the problem is that I found that these two functions do not provide the real memory used by the current script. My test script is:
<?php echo memory_get_usage(); echo '<br />'; $a = str_repeat('hello', 100000); echo '<br />'; echo memory_get_usage(); echo '<br />'; echo memory_get_peak_usage(); ?>
What do you understand from this?
The first value is before executing the str_repeat() so it has to be the value of 0.
The second is after the process and it's OK to have a value greater than 0 but not that big value.
The third is the "peak" value and it's slightly greater than the second as I think it should be the biggest value in a processing microsecond.
So do you think that the real value of the current script's memory consumption should be like this:
memory_usage = the second memory usage - the first memory usage
peak_memory_usage = the third (peak_usage) - the first memory usage

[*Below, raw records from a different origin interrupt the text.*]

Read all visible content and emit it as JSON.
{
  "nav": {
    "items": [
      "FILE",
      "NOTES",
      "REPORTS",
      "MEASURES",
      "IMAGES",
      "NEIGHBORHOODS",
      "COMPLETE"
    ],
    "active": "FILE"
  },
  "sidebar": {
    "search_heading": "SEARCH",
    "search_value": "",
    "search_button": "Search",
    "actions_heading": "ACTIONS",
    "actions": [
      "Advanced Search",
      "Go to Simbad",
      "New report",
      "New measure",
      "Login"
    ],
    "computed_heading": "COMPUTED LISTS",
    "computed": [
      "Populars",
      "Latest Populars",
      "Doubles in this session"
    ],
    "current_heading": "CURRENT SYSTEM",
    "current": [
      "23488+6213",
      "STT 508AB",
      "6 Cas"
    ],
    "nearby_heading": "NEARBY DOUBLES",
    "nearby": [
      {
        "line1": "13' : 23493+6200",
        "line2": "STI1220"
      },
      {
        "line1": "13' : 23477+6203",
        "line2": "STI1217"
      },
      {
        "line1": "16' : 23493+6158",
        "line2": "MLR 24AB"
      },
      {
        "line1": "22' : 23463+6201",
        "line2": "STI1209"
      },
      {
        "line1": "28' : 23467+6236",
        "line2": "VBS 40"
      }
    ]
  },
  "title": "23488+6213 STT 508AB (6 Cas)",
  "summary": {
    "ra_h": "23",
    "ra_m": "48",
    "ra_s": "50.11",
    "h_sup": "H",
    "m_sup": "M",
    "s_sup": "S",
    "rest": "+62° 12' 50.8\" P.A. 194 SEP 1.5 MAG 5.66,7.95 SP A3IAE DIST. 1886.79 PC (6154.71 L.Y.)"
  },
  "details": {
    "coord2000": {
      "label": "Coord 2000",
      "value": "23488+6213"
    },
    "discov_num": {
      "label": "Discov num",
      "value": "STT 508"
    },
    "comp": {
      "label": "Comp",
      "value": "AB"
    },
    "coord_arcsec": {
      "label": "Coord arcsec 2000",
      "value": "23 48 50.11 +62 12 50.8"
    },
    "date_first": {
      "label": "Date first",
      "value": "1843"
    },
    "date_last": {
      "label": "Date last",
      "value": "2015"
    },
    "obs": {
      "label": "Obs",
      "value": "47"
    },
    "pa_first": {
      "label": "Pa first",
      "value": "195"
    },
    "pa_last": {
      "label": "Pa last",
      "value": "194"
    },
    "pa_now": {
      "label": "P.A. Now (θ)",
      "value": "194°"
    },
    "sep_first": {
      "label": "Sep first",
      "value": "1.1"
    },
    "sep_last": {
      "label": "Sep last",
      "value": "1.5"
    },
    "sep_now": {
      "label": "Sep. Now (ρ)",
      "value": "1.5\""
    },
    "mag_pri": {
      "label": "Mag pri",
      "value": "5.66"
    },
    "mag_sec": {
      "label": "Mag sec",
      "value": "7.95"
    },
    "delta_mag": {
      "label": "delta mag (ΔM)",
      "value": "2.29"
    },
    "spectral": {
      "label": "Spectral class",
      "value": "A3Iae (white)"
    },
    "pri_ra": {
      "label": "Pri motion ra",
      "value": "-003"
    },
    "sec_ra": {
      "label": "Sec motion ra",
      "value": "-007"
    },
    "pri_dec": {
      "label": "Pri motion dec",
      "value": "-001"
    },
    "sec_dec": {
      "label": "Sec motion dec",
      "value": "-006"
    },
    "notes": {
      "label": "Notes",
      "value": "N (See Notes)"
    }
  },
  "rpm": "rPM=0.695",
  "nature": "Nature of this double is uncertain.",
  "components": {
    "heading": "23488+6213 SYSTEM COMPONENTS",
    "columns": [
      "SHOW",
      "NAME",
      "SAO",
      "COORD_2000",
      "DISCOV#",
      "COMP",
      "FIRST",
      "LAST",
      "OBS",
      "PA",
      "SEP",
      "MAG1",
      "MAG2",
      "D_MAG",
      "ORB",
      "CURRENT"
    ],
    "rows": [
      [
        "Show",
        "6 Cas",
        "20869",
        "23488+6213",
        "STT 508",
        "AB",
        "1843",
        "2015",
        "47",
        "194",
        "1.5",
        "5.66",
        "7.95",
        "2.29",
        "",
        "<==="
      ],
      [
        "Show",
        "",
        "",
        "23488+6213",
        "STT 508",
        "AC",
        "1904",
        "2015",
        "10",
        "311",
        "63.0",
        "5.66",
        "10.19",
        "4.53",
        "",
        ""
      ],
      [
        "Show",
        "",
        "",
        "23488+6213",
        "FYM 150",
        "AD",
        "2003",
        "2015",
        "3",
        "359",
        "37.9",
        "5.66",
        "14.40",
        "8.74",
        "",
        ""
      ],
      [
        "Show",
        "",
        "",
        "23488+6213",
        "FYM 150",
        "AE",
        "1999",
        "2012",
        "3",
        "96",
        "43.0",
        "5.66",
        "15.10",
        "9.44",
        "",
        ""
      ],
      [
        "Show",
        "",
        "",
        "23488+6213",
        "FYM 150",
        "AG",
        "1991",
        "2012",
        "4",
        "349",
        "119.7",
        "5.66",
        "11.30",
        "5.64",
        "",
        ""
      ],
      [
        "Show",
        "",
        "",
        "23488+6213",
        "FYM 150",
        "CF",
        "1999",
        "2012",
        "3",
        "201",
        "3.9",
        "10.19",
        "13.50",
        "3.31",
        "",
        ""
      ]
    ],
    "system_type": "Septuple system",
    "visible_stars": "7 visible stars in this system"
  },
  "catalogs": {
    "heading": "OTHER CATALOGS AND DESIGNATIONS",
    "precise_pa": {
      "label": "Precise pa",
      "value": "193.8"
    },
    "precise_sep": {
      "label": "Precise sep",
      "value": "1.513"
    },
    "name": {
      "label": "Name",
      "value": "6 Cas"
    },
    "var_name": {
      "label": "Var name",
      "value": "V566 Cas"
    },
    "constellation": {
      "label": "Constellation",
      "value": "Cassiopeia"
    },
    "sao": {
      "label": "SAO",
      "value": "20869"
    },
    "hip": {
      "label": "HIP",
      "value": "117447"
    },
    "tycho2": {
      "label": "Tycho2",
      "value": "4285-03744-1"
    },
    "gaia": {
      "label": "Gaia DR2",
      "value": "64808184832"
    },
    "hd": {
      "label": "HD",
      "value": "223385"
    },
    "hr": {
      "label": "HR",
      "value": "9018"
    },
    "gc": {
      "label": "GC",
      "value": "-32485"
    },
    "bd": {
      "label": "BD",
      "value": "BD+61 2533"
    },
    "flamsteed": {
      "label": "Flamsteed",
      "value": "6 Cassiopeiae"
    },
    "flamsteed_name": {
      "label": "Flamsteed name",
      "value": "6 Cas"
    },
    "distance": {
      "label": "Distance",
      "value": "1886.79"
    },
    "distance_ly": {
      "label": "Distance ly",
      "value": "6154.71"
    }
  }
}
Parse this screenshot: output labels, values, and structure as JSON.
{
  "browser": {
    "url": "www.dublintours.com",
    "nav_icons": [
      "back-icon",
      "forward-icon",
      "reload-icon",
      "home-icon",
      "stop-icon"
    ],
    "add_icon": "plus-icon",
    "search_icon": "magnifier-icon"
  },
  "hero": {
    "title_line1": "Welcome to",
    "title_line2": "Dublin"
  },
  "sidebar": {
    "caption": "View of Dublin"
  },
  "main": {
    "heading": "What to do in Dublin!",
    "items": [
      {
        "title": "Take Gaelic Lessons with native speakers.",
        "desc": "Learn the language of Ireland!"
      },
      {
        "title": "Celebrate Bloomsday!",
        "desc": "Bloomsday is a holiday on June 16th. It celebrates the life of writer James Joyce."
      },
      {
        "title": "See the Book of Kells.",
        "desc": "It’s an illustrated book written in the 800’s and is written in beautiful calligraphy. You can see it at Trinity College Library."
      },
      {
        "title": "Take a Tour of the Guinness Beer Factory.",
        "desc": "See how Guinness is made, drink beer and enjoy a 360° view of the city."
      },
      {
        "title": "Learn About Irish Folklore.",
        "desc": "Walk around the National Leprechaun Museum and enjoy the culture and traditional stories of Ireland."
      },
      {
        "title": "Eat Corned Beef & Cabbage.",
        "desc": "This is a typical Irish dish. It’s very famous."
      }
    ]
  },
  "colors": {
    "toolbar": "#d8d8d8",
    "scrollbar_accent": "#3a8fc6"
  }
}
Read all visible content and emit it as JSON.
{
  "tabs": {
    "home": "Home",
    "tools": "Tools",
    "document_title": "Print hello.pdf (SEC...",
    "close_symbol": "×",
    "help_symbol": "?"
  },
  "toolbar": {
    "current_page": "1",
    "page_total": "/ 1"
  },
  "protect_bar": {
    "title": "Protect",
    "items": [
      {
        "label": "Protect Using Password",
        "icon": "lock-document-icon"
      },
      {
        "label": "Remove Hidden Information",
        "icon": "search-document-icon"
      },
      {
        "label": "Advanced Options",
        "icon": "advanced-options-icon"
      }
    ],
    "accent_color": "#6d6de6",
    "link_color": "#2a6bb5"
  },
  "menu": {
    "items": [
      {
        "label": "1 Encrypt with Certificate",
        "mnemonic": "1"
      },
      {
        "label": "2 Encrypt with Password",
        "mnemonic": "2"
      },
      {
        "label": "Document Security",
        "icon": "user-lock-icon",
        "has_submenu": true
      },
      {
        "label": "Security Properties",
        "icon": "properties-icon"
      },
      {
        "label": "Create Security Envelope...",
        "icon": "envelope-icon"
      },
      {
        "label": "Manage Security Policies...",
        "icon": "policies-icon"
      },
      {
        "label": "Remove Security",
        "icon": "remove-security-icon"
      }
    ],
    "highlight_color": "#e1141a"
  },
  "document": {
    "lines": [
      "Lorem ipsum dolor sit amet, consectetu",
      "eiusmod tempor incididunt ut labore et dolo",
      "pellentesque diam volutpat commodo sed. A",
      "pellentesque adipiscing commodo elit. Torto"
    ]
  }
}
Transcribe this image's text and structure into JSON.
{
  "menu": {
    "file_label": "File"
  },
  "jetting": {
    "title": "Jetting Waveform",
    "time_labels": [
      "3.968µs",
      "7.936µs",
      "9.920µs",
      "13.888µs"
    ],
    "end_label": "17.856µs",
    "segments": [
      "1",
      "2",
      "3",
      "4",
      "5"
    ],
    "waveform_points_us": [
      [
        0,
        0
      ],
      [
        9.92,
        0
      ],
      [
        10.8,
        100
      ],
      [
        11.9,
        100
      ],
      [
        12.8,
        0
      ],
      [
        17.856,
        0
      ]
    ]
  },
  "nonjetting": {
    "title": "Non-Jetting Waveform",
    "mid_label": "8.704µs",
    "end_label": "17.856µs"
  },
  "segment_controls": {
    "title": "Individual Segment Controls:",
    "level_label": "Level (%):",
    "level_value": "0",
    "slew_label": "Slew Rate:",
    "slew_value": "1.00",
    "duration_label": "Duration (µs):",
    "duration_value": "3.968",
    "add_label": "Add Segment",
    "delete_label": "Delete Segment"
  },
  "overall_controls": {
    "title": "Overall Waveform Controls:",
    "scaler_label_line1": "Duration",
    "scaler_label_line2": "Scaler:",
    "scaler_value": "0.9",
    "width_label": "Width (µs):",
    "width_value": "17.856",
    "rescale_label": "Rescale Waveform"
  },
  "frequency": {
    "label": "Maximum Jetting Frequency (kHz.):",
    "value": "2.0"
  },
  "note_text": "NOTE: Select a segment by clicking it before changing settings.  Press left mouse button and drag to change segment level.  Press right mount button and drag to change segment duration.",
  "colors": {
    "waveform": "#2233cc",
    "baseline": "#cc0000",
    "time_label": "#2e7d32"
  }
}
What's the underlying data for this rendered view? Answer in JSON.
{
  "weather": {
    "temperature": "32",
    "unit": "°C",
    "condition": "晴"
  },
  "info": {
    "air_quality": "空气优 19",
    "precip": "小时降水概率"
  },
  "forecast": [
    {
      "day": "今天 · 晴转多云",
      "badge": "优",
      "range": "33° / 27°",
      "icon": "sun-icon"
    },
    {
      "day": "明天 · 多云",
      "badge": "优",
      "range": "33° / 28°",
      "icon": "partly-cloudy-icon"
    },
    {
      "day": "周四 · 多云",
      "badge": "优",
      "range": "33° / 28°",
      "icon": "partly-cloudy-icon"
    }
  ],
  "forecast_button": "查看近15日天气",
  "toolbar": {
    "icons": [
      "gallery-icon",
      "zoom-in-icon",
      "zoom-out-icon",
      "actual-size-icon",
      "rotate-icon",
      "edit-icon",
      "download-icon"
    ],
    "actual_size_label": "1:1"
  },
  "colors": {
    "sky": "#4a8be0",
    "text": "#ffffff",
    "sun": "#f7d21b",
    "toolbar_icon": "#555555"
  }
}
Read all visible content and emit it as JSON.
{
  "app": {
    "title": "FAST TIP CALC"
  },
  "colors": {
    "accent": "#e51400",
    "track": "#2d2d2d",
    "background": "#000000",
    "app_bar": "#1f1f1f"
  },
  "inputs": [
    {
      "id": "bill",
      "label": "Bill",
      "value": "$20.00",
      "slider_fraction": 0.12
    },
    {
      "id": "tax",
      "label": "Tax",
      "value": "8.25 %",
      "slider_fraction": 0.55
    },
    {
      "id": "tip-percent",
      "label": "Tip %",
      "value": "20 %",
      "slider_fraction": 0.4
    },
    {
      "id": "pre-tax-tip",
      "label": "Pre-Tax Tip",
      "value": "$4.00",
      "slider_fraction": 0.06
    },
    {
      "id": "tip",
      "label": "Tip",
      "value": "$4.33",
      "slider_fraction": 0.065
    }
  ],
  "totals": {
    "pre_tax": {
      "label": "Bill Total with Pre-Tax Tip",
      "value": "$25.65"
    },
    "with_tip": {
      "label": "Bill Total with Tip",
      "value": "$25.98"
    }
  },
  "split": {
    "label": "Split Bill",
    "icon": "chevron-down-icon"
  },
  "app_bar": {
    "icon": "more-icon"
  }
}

1) 5355216 - 355120 = 5000096 bytes
2) 5356008 - 355120 = 5000888 bytes
If this is how it works, I assume that the first 355120 bytes are the whole system allocated memory used by apache and other modules. as the first value never changes when you increase or decrease the number of repeats in the str_repeat(), only the two values after the process increase or decrease but never gets smaller that the first value.